(Stored dataset items)
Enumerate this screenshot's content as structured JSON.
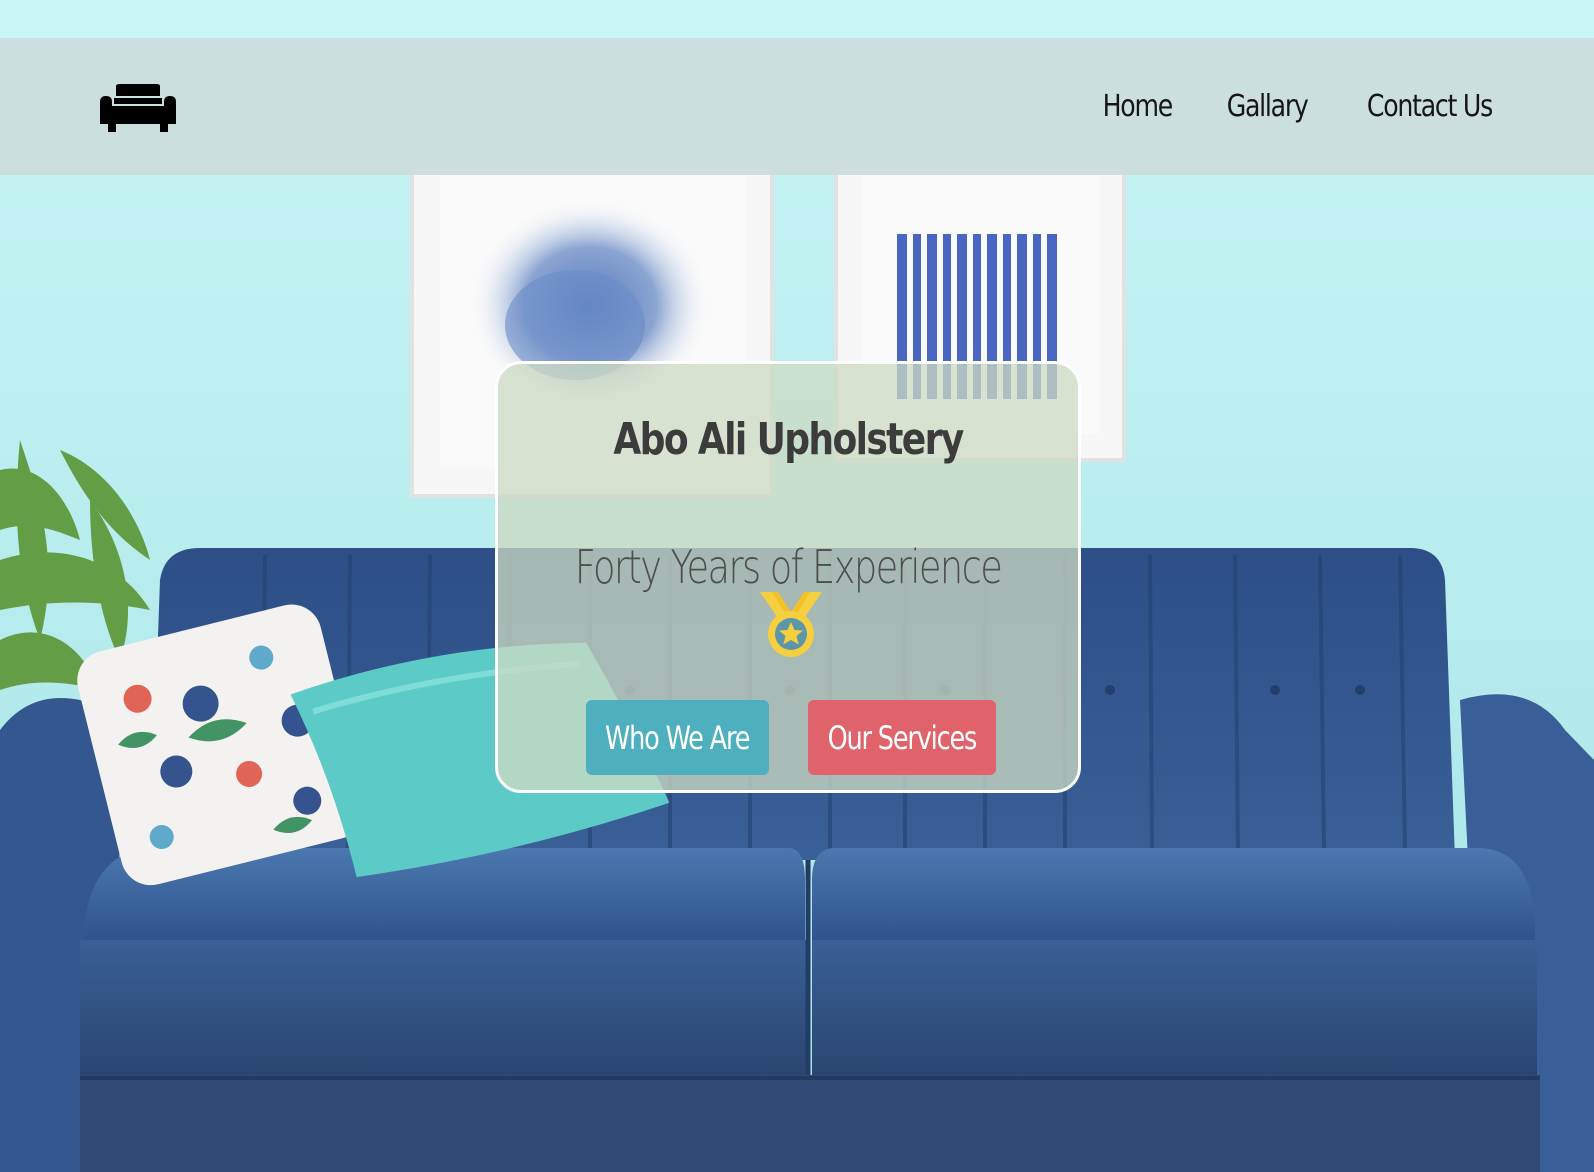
{
  "nav": {
    "logo_icon": "sofa-icon",
    "links": [
      {
        "label": "Home"
      },
      {
        "label": "Gallary"
      },
      {
        "label": "Contact Us"
      }
    ]
  },
  "hero": {
    "title": "Abo Ali Upholstery",
    "subtitle": "Forty Years of Experience",
    "badge_icon": "medal-icon",
    "buttons": {
      "who_label": "Who We Are",
      "services_label": "Our Services"
    }
  },
  "colors": {
    "wall": "#c8f5f5",
    "navbar": "#ccdede",
    "sofa": "#2f4f86",
    "button_primary": "#4eb0bf",
    "button_secondary": "#e0626b",
    "medal": "#f5cf3d"
  }
}
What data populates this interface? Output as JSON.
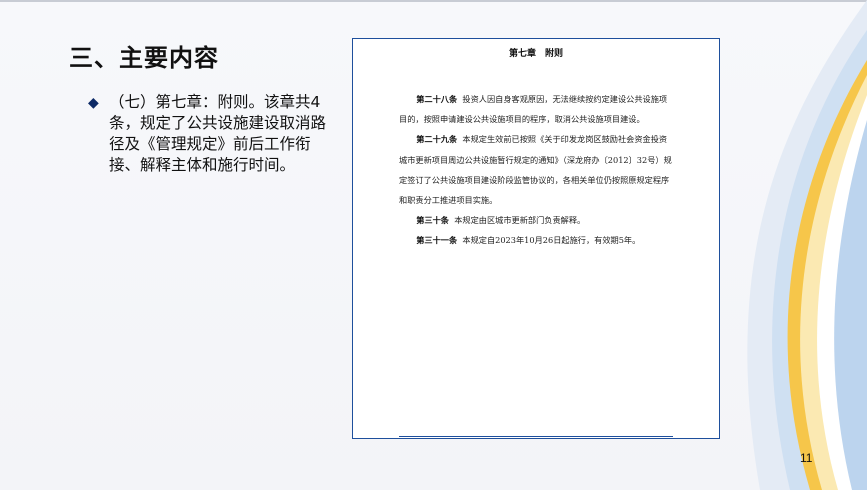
{
  "slide": {
    "title": "三、主要内容",
    "bullet_marker": "◆",
    "bullet_text": "（七）第七章：附则。该章共4条，规定了公共设施建设取消路径及《管理规定》前后工作衔接、解释主体和施行时间。",
    "page_number": "11"
  },
  "document": {
    "chapter_title": "第七章　附则",
    "articles": [
      {
        "head": "第二十八条",
        "text": "投资人因自身客观原因，无法继续按约定建设公共设施项目的，按照申请建设公共设施项目的程序，取消公共设施项目建设。"
      },
      {
        "head": "第二十九条",
        "text": "本规定生效前已按照《关于印发龙岗区鼓励社会资金投资城市更新项目周边公共设施暂行规定的通知》（深龙府办〔2012〕32号）规定签订了公共设施项目建设阶段监管协议的，各相关单位仍按照原规定程序和职责分工推进项目实施。"
      },
      {
        "head": "第三十条",
        "text": "本规定由区城市更新部门负责解释。"
      },
      {
        "head": "第三十一条",
        "text": "本规定自2023年10月26日起施行，有效期5年。"
      }
    ]
  },
  "colors": {
    "accent_blue": "#1e4f9c",
    "deco_yellow": "#f6c64a",
    "deco_light_blue": "#bcd4ee"
  }
}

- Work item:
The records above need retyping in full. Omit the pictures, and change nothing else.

- Answer to this task:
Enumerate this screenshot's content as structured JSON.
{
  "nav": {
    "logo_icon": "sofa-icon",
    "links": [
      {
        "label": "Home"
      },
      {
        "label": "Gallary"
      },
      {
        "label": "Contact Us"
      }
    ]
  },
  "hero": {
    "title": "Abo Ali Upholstery",
    "subtitle": "Forty Years of Experience",
    "badge_icon": "medal-icon",
    "buttons": {
      "who_label": "Who We Are",
      "services_label": "Our Services"
    }
  },
  "colors": {
    "wall": "#c8f5f5",
    "navbar": "#ccdede",
    "sofa": "#2f4f86",
    "button_primary": "#4eb0bf",
    "button_secondary": "#e0626b",
    "medal": "#f5cf3d"
  }
}
What data populates this interface? Output as JSON.
{
  "slide": {
    "title": "三、主要内容",
    "bullet_marker": "◆",
    "bullet_text": "（七）第七章：附则。该章共4条，规定了公共设施建设取消路径及《管理规定》前后工作衔接、解释主体和施行时间。",
    "page_number": "11"
  },
  "document": {
    "chapter_title": "第七章　附则",
    "articles": [
      {
        "head": "第二十八条",
        "text": "投资人因自身客观原因，无法继续按约定建设公共设施项目的，按照申请建设公共设施项目的程序，取消公共设施项目建设。"
      },
      {
        "head": "第二十九条",
        "text": "本规定生效前已按照《关于印发龙岗区鼓励社会资金投资城市更新项目周边公共设施暂行规定的通知》（深龙府办〔2012〕32号）规定签订了公共设施项目建设阶段监管协议的，各相关单位仍按照原规定程序和职责分工推进项目实施。"
      },
      {
        "head": "第三十条",
        "text": "本规定由区城市更新部门负责解释。"
      },
      {
        "head": "第三十一条",
        "text": "本规定自2023年10月26日起施行，有效期5年。"
      }
    ]
  },
  "colors": {
    "accent_blue": "#1e4f9c",
    "deco_yellow": "#f6c64a",
    "deco_light_blue": "#bcd4ee"
  }
}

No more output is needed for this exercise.